Costume designers are a vital component of production teams in the film, television and theater industries. They are responsible for creating realistic costumes for film and television actors as well other performance artists—think Cirque de Soleil, the opera and the ballet. Because the position requires precision, advanced design skills, and more, it takes more than creativity to enter the field. Costume designers must have advanced research skills in order to create costumes that correctly match any given era, region or group. They must also:
• Have advanced knowledge of the most current industry software
• Understand finance, budgeting and scheduling
• Have a thorough understanding of television, film and theater production
• Understand business (many costume designers are self-employed)
• Have the ability to listen carefully and collaborate effectively with producers, directors, actors,
set designers, light designers, and more
• Have endurance as most designers have grueling schedules—they work long hours, evenings and weekends
Once the costumes have been made, designers will enter the second phase of the job. They are responsible for ensuring that costumes remain intact throughout the entire production, so they must be prepared to hustle in order to repair any damage quickly. This is especially true in theater. The final phase is preserving the costumes. Depending on the size of the production, the costume designer will be responsible for cleaning/dry cleaning and returning any costumes or accessories that may have been borrowed or rented.
Costume Design Degrees
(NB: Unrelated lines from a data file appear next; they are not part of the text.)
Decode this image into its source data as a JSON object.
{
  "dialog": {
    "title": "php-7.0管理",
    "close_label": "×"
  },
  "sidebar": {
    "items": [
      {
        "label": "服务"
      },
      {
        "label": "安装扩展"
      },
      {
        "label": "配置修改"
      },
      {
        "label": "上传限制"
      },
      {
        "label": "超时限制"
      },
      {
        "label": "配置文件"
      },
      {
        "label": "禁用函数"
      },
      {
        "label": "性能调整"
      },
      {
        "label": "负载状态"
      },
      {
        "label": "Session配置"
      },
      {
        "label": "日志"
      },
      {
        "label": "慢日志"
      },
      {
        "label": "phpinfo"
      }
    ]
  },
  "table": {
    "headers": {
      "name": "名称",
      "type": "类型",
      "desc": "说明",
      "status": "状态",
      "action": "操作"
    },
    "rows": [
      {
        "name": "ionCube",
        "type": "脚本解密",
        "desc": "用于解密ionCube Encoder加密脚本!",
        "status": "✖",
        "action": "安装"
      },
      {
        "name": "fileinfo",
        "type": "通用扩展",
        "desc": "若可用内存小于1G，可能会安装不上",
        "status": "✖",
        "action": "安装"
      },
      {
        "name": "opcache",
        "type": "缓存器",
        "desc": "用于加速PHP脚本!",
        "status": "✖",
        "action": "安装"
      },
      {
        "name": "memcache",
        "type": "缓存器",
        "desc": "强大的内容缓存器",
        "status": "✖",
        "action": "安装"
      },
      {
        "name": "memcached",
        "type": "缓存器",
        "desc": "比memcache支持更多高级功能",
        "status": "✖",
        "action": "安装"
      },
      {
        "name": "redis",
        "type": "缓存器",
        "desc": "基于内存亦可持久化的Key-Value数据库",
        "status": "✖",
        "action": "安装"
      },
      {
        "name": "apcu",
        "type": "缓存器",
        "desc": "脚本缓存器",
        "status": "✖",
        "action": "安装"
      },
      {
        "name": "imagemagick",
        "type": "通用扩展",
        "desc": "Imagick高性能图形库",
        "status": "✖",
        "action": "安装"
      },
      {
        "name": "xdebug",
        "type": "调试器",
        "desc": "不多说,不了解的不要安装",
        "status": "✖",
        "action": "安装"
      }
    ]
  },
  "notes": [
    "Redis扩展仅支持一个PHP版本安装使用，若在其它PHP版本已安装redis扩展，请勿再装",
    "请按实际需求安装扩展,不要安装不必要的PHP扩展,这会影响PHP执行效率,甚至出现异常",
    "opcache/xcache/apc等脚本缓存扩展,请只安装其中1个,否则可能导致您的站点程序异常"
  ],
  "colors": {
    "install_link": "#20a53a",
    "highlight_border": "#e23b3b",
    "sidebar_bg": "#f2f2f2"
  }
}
Although exciting, costume design is hard work. Further, positions are not entry-level and the field is fiercely competitive. This means, you will need a bachelor’s degree or higher, training and experience. Fortunately, degree programs are offered at all levels and at some of the world’s most prestigious universities. Yale, Carnegie Mellon, and UCLA offer programs as well as many art and fashion design schools.
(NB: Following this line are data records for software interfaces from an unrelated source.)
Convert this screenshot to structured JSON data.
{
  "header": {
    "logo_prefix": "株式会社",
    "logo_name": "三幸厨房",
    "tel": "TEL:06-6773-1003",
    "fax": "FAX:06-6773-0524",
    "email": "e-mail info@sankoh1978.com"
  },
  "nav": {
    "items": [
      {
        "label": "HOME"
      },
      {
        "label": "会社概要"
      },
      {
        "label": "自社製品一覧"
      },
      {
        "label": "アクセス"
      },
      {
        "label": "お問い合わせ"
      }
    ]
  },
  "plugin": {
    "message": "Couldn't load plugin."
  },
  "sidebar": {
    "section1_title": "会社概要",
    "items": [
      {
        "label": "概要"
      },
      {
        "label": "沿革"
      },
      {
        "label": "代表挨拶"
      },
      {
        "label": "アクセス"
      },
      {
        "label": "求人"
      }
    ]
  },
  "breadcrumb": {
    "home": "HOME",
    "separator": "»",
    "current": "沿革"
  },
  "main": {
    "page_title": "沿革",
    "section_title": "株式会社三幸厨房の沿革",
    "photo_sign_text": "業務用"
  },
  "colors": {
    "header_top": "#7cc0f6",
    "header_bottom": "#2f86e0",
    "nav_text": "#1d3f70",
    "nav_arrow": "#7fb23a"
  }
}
Undergraduate students can expect to take course such as drawing, history of dramatic literature, costume technology, make-up, costume design, rendering for designers, survey of the arts for theater, theatrical collaboration, design production, scene and lighting design, Photoshop, graphics, model building, and more. Graduate students will take a number of advanced costume design courses as well as costume management, critical thinking, non-profit theater, and more.
Although it is not a requirement, many aspiring costume designers make the decision to earn an MFA, as many top studios and theater companies prefer to hire designers with an advanced degree. Further, many MFA programs offer higher-level internship opportunities that often lead to employment.
Costume Designer Career Highlights
The Bureau of Labor Statistics reports employment and salary information for fashion designers. This category includes costume designers. As of March 25, 2015, the mean wage for fashion designers was $73,960 per year. Film and video is one of the top industries for designers and New York and California have the highest employment levels. At an average salary of $80,890 per year, New York is also the top paying state for fashion designers. At $73,270, California offers the fourth highest salary in the nation. Some of the top cities for costume designers are New York, Los Angeles, Chicago, San Francisco, Boston, Minneapolis, Seattle, Dallas, Atlanta, Philadelphia, and Washington, D.C.